Saturday, January 28, 2012

Consistent priorities

I have been waiting for inspiration - sometimes it's a long wait.

Having been at a Unitarian district meeting on Wednesday and heard people expressing dismay at the significant focus and financial investment that the Executive Committee is giving to establishing new Unitarian congregations I was nudged into looking again at the strategic priorities presentation given at last year's (2011) annual meetings.  Nowhere in this document, which was the sum total of the General Assembly's strategic priorities, was there any mention of starting new congregations.

Let's look first at this presentation - it starts with

Economics and Ideals

• The Annual Meetings in 2009 proposed developments which proved unaffordable
• The EC referred the difficulty back to the Annual Meetings in 2010 through the
‘Difficult Choices’ presentation
• UK Unitarians and Free Christians were able to prioritise our needs for the future

These proposed developments in 2009 were (from two separate motions) to have two workers focusing on information and social justice.

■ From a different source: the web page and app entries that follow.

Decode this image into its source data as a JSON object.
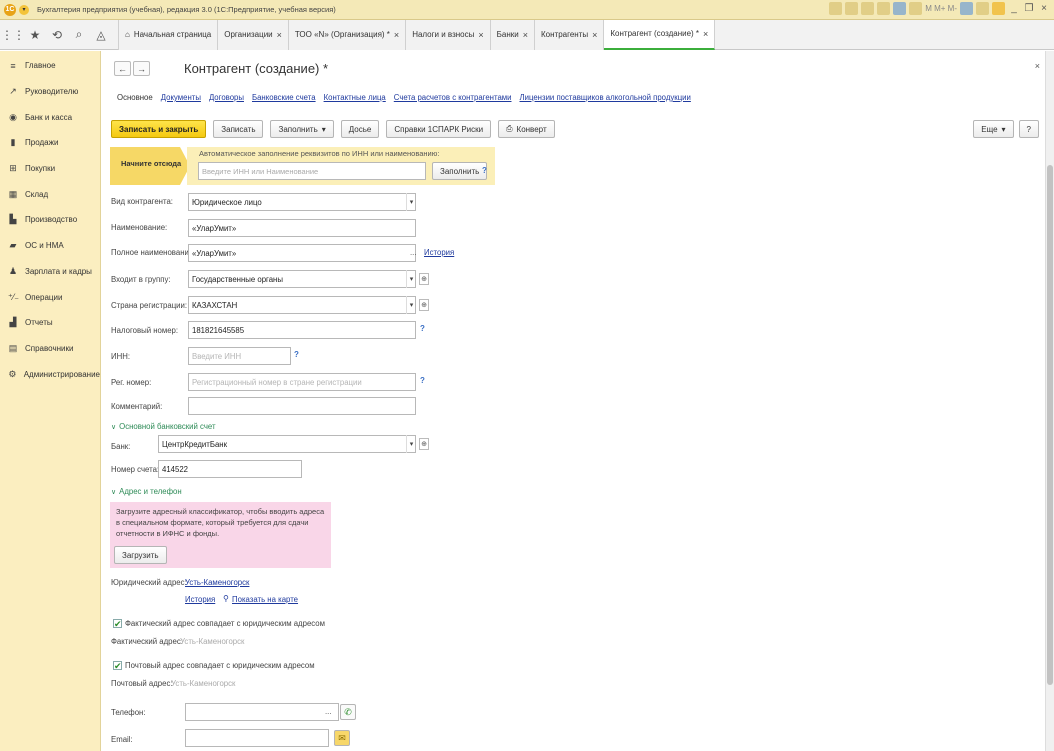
{
  "titlebar": {
    "title": "Бухгалтерия предприятия (учебная), редакция 3.0  (1С:Предприятие, учебная версия)",
    "icons": [
      "1c-logo-icon",
      "menu-icon"
    ],
    "right_text": "M  M+  M-"
  },
  "tabs": {
    "home": "Начальная страница",
    "items": [
      {
        "label": "Организации",
        "close": "×"
      },
      {
        "label": "ТОО «N» (Организация) *",
        "close": "×"
      },
      {
        "label": "Налоги и взносы",
        "close": "×"
      },
      {
        "label": "Банки",
        "close": "×"
      },
      {
        "label": "Контрагенты",
        "close": "×"
      },
      {
        "label": "Контрагент (создание) *",
        "close": "×"
      }
    ]
  },
  "sidebar": {
    "items": [
      {
        "label": "Главное",
        "icon": "≡"
      },
      {
        "label": "Руководителю",
        "icon": "↗"
      },
      {
        "label": "Банк и касса",
        "icon": "◉"
      },
      {
        "label": "Продажи",
        "icon": "▮"
      },
      {
        "label": "Покупки",
        "icon": "⊞"
      },
      {
        "label": "Склад",
        "icon": "▦"
      },
      {
        "label": "Производство",
        "icon": "▙"
      },
      {
        "label": "ОС и НМА",
        "icon": "▰"
      },
      {
        "label": "Зарплата и кадры",
        "icon": "♟"
      },
      {
        "label": "Операции",
        "icon": "⁺⁄₋"
      },
      {
        "label": "Отчеты",
        "icon": "▟"
      },
      {
        "label": "Справочники",
        "icon": "▤"
      },
      {
        "label": "Администрирование",
        "icon": "⚙"
      }
    ]
  },
  "form": {
    "title": "Контрагент (создание) *",
    "close": "×",
    "back": "←",
    "forward": "→",
    "links": [
      "Основное",
      "Документы",
      "Договоры",
      "Банковские счета",
      "Контактные лица",
      "Счета расчетов с контрагентами",
      "Лицензии поставщиков алкогольной продукции"
    ],
    "toolbar": {
      "save_close": "Записать и закрыть",
      "save": "Записать",
      "fill": "Заполнить",
      "fill_arrow": "▾",
      "dossier": "Досье",
      "spark": "Справки 1СПАРК Риски",
      "envelope": "Конверт",
      "more": "Еще",
      "help": "?"
    },
    "hint": {
      "start": "Начните отсюда",
      "text": "Автоматическое заполнение реквизитов по ИНН или наименованию:",
      "placeholder": "Введите ИНН или Наименование",
      "fill_button": "Заполнить",
      "q": "?"
    },
    "fields": {
      "kind_label": "Вид контрагента:",
      "kind_value": "Юридическое лицо",
      "name_label": "Наименование:",
      "name_value": "«УларУмит»",
      "fullname_label": "Полное наименование:",
      "fullname_value": "«УларУмит»",
      "history": "История",
      "group_label": "Входит в группу:",
      "group_value": "Государственные органы",
      "country_label": "Страна регистрации:",
      "country_value": "КАЗАХСТАН",
      "tax_label": "Налоговый номер:",
      "tax_value": "181821645585",
      "inn_label": "ИНН:",
      "inn_placeholder": "Введите ИНН",
      "reg_label": "Рег. номер:",
      "reg_placeholder": "Регистрационный номер в стране регистрации",
      "comment_label": "Комментарий:",
      "q": "?"
    },
    "bank": {
      "section": "Основной банковский счет",
      "bank_label": "Банк:",
      "bank_value": "ЦентрКредитБанк",
      "account_label": "Номер счета:",
      "account_value": "414522"
    },
    "address": {
      "section": "Адрес и телефон",
      "notice": "Загрузите адресный классификатор, чтобы вводить адреса в специальном формате, который требуется для сдачи отчетности в ИФНС и фонды.",
      "load_button": "Загрузить",
      "legal_label": "Юридический адрес:",
      "legal_value": "Усть-Каменогорск",
      "history": "История",
      "map": "Показать на карте",
      "actual_check": "Фактический адрес совпадает с юридическим адресом",
      "actual_label": "Фактический адрес:",
      "actual_value": "Усть-Каменогорск",
      "postal_check": "Почтовый адрес совпадает с юридическим адресом",
      "postal_label": "Почтовый адрес:",
      "postal_value": "Усть-Каменогорск",
      "phone_label": "Телефон:",
      "email_label": "Email:",
      "dots": "..."
    }
  },
  "colors": {
    "accent": "#f4c911",
    "sidebar": "#fbeec0",
    "link": "#1f3a9e",
    "section": "#2e8b57"
  }
}
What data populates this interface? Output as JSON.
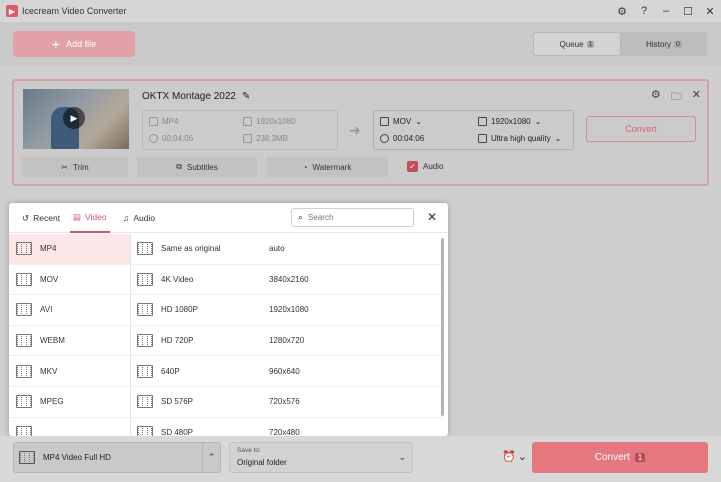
{
  "app": {
    "title": "Icecream Video Converter"
  },
  "header": {
    "add_file_label": "Add file",
    "tabs": [
      {
        "label": "Queue",
        "count": "1",
        "active": true
      },
      {
        "label": "History",
        "count": "0",
        "active": false
      }
    ]
  },
  "file": {
    "title": "OKTX Montage 2022",
    "source": {
      "format": "MP4",
      "resolution": "1920x1080",
      "duration": "00:04:06",
      "size": "238.3MB"
    },
    "target": {
      "format": "MOV",
      "resolution": "1920x1080",
      "duration": "00:04:06",
      "quality": "Ultra high quality"
    },
    "convert_label": "Convert",
    "buttons": {
      "trim": "Trim",
      "subtitles": "Subtitles",
      "watermark": "Watermark"
    },
    "audio_label": "Audio",
    "audio_checked": true
  },
  "popup": {
    "tabs": [
      {
        "label": "Recent",
        "icon": "history-icon"
      },
      {
        "label": "Video",
        "icon": "film-icon",
        "active": true
      },
      {
        "label": "Audio",
        "icon": "music-note-icon"
      }
    ],
    "search_placeholder": "Search",
    "formats": [
      "MP4",
      "MOV",
      "AVI",
      "WEBM",
      "MKV",
      "MPEG",
      ""
    ],
    "selected_format": "MP4",
    "resolutions": [
      {
        "name": "Same as original",
        "value": "auto"
      },
      {
        "name": "4K Video",
        "value": "3840x2160"
      },
      {
        "name": "HD 1080P",
        "value": "1920x1080"
      },
      {
        "name": "HD 720P",
        "value": "1280x720"
      },
      {
        "name": "640P",
        "value": "960x640"
      },
      {
        "name": "SD 576P",
        "value": "720x576"
      },
      {
        "name": "SD 480P",
        "value": "720x480"
      }
    ]
  },
  "bottom": {
    "preset_label": "MP4 Video Full HD",
    "save_to_label": "Save to:",
    "save_to_value": "Original folder",
    "convert_label": "Convert",
    "convert_count": "1"
  },
  "colors": {
    "accent": "#e5777f",
    "accent_dark": "#c85a66",
    "selected_bg": "#fbe6e8"
  }
}
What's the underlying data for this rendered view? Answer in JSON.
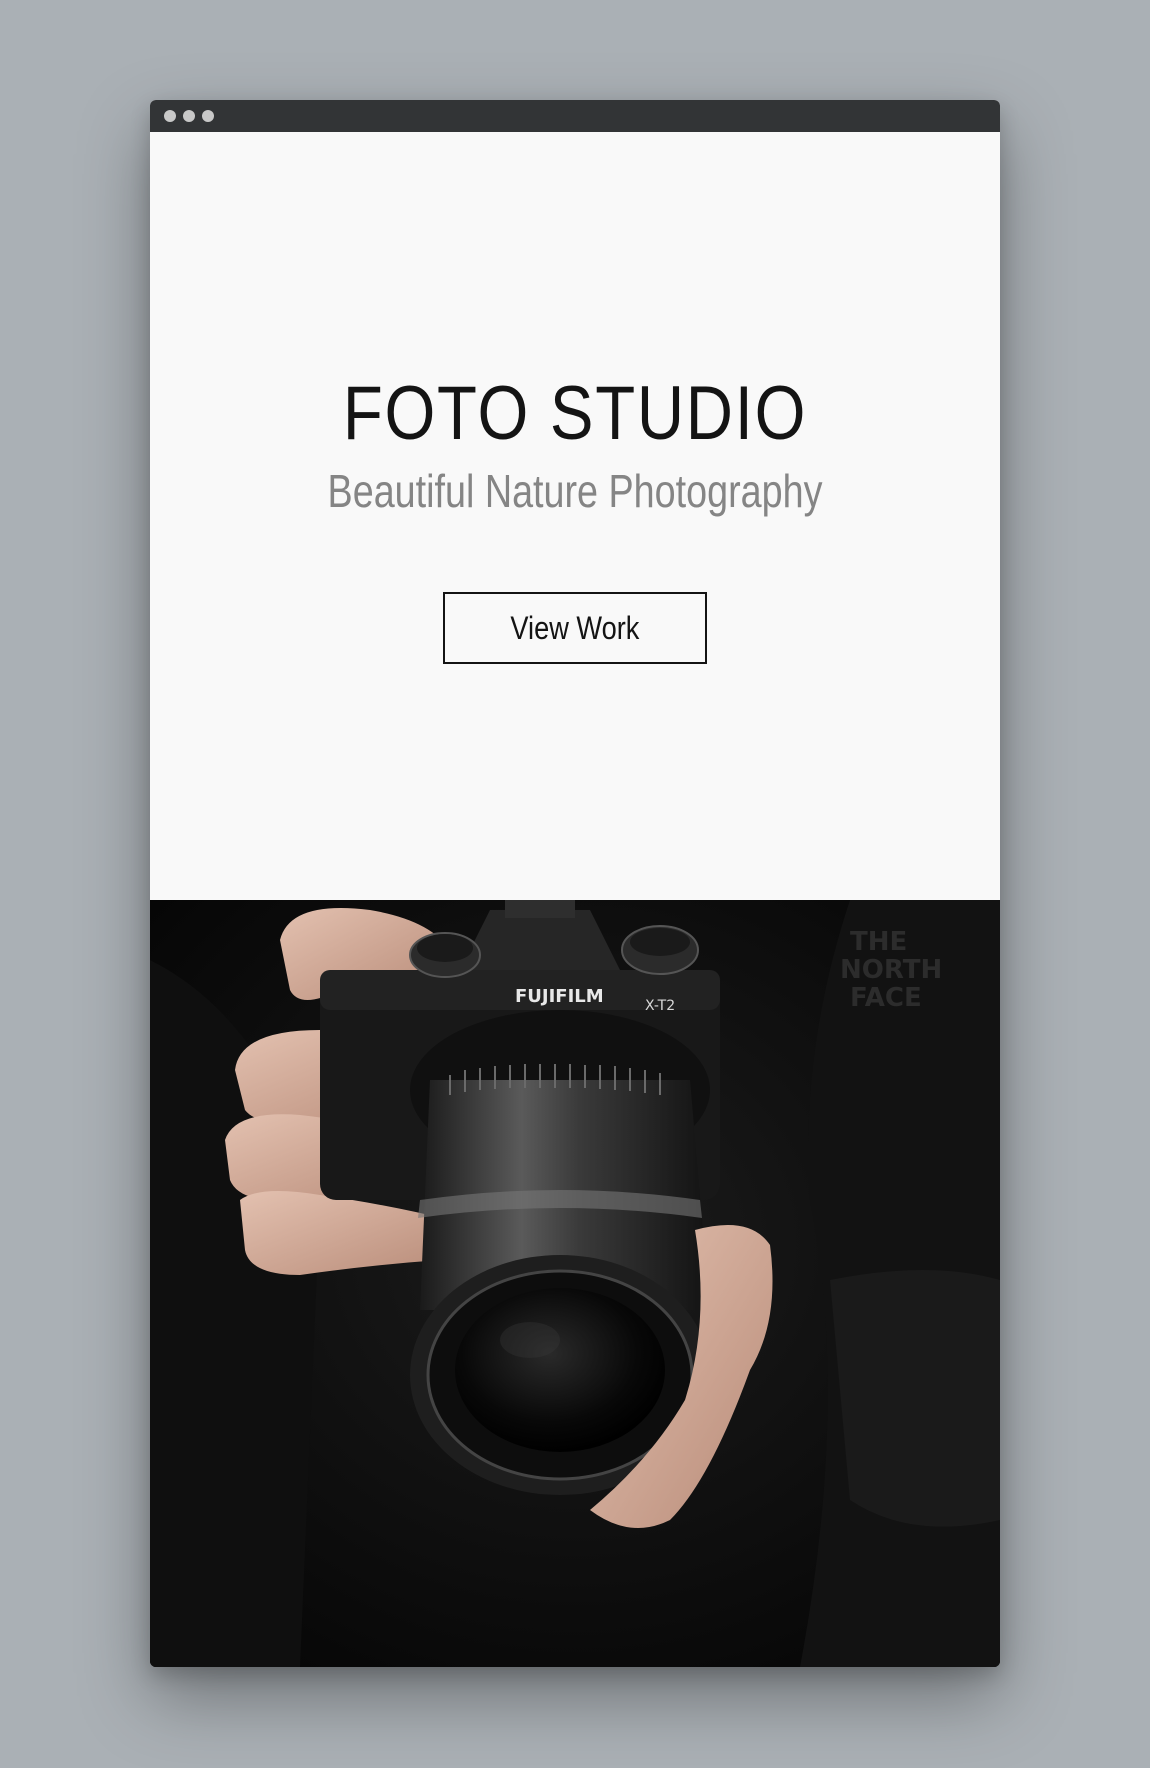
{
  "window": {
    "controls": [
      "close",
      "minimize",
      "maximize"
    ]
  },
  "hero": {
    "title": "FOTO STUDIO",
    "subtitle": "Beautiful Nature Photography",
    "cta_label": "View Work"
  },
  "photo": {
    "brand_text": "FUJIFILM",
    "model_text": "X-T2",
    "description": "camera-held-in-hands"
  },
  "colors": {
    "page_background": "#aab0b5",
    "titlebar": "#323436",
    "hero_background": "#f9f9f9",
    "title_text": "#141414",
    "subtitle_text": "#858585"
  }
}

Certainly if they were part-time workers it would have cost about £50,000 or perhaps a little less.

We were also told in the 2011 presentation that the General Assembly would 

... ensure that all Unitarian congregations can have access to professional Ministerial or recognised lay leadership and support.

Now we are being told that we will be having a 2020 Congregational DevelopmentProgramme.  This has come out of the blue and has no business plan to support its prioritisation. This is what this programme will do.

The 2020 Congregational Development Programme was given the go-ahead along with the establishment of a 2020 Board. It includes a range of possible models with lots of room for creativity locally; new planting, restart, side-by-side (parallel congregation in the same location to existing one), satellites and spin-offs and social responsibility starts. 

The report on finances was considered which looked at the likely costs and possible funding opportunities to start and grow the programme. The financial modelling indicated that to establish a total of seventeen new congregations the net cost would be approximately £1.3million. There were several options outlined for raising this considerable sum. The programme would work alongside current initiatives such as the Future Ministry pilot in Scotland. 

It was also recognised that in the eleven year time period it is likely that some current congregations may close and that the support to the General Assembly from the Bowland Trust will then be at an end. This was therefore a "window of opportunity" to promote growth to arrest the serious numerical decline of the Unitarian Movement.

We are also told that from a £45,000 legacy, matched with Bowland Trust monies bringing the amount to £90,000, the Executive Committee agreed to allocate  £50,000 to the Congregational Development Programme (as start-up grant).  It just so happens that this amount matches what it would have cost to implement the motion that was passed in 2009. This latter was actually agreed by us, the former has not been.

What are we to make of this?  First we are told there is no money to support the implementation of motions which were adopted democratically; we are then told that following consultation these are the GA's priorities; we are told that existing congregations will be prioritised so that they will have access to professional Ministerial or recognised lay leadership and support; and then not twelve month's later we have something not identified in the priorities being allocated significant amounts of money - seemingly given much more significance over those priorities which were presented to us in April 2011.

I am not sure what to think but fundamentally this feels all wrong.